Web page and app entries:
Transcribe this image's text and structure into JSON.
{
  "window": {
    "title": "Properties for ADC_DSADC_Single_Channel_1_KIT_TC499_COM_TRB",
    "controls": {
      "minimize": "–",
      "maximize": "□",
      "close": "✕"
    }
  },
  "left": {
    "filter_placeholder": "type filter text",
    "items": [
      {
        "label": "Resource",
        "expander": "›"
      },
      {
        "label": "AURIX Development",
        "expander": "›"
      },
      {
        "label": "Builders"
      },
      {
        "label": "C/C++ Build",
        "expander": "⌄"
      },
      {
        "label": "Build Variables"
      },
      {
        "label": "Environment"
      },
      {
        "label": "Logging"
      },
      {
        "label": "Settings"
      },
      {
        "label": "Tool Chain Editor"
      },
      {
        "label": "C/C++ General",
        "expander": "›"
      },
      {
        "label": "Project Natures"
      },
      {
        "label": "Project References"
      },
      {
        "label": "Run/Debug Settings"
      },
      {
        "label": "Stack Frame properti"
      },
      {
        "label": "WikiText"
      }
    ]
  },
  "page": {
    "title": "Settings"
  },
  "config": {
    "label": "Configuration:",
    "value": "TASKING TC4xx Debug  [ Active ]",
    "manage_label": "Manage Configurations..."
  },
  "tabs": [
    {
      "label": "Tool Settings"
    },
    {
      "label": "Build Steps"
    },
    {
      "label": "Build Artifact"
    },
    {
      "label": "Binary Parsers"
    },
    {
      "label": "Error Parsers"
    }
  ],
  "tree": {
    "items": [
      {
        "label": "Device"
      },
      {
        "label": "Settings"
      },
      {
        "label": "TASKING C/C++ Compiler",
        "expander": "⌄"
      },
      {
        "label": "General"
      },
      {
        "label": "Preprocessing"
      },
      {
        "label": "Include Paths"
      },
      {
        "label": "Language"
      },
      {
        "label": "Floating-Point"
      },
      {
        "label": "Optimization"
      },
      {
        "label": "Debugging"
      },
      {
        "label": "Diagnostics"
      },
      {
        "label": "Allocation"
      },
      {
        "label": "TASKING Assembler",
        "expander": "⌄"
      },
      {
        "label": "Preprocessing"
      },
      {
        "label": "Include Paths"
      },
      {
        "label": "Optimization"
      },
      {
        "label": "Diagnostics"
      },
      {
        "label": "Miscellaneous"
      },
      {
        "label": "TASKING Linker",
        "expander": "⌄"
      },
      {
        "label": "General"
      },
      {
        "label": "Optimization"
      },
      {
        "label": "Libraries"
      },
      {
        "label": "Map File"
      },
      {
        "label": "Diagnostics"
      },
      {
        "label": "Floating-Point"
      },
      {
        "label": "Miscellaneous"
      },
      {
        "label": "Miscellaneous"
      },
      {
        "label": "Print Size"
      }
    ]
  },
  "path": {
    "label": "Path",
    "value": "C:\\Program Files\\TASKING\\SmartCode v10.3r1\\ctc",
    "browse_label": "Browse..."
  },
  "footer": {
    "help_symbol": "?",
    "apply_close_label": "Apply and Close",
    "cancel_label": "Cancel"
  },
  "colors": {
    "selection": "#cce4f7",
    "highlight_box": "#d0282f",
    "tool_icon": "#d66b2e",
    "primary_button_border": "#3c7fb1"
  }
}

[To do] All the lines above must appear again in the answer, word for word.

[Solution to this exercise]
Transcribe this image's text and structure into JSON.
{
  "window": {
    "title": "Properties for ADC_DSADC_Single_Channel_1_KIT_TC499_COM_TRB",
    "controls": {
      "minimize": "–",
      "maximize": "□",
      "close": "✕"
    }
  },
  "left": {
    "filter_placeholder": "type filter text",
    "items": [
      {
        "label": "Resource",
        "expander": "›"
      },
      {
        "label": "AURIX Development",
        "expander": "›"
      },
      {
        "label": "Builders"
      },
      {
        "label": "C/C++ Build",
        "expander": "⌄"
      },
      {
        "label": "Build Variables"
      },
      {
        "label": "Environment"
      },
      {
        "label": "Logging"
      },
      {
        "label": "Settings"
      },
      {
        "label": "Tool Chain Editor"
      },
      {
        "label": "C/C++ General",
        "expander": "›"
      },
      {
        "label": "Project Natures"
      },
      {
        "label": "Project References"
      },
      {
        "label": "Run/Debug Settings"
      },
      {
        "label": "Stack Frame properti"
      },
      {
        "label": "WikiText"
      }
    ]
  },
  "page": {
    "title": "Settings"
  },
  "config": {
    "label": "Configuration:",
    "value": "TASKING TC4xx Debug  [ Active ]",
    "manage_label": "Manage Configurations..."
  },
  "tabs": [
    {
      "label": "Tool Settings"
    },
    {
      "label": "Build Steps"
    },
    {
      "label": "Build Artifact"
    },
    {
      "label": "Binary Parsers"
    },
    {
      "label": "Error Parsers"
    }
  ],
  "tree": {
    "items": [
      {
        "label": "Device"
      },
      {
        "label": "Settings"
      },
      {
        "label": "TASKING C/C++ Compiler",
        "expander": "⌄"
      },
      {
        "label": "General"
      },
      {
        "label": "Preprocessing"
      },
      {
        "label": "Include Paths"
      },
      {
        "label": "Language"
      },
      {
        "label": "Floating-Point"
      },
      {
        "label": "Optimization"
      },
      {
        "label": "Debugging"
      },
      {
        "label": "Diagnostics"
      },
      {
        "label": "Allocation"
      },
      {
        "label": "TASKING Assembler",
        "expander": "⌄"
      },
      {
        "label": "Preprocessing"
      },
      {
        "label": "Include Paths"
      },
      {
        "label": "Optimization"
      },
      {
        "label": "Diagnostics"
      },
      {
        "label": "Miscellaneous"
      },
      {
        "label": "TASKING Linker",
        "expander": "⌄"
      },
      {
        "label": "General"
      },
      {
        "label": "Optimization"
      },
      {
        "label": "Libraries"
      },
      {
        "label": "Map File"
      },
      {
        "label": "Diagnostics"
      },
      {
        "label": "Floating-Point"
      },
      {
        "label": "Miscellaneous"
      },
      {
        "label": "Miscellaneous"
      },
      {
        "label": "Print Size"
      }
    ]
  },
  "path": {
    "label": "Path",
    "value": "C:\\Program Files\\TASKING\\SmartCode v10.3r1\\ctc",
    "browse_label": "Browse..."
  },
  "footer": {
    "help_symbol": "?",
    "apply_close_label": "Apply and Close",
    "cancel_label": "Cancel"
  },
  "colors": {
    "selection": "#cce4f7",
    "highlight_box": "#d0282f",
    "tool_icon": "#d66b2e",
    "primary_button_border": "#3c7fb1"
  }
}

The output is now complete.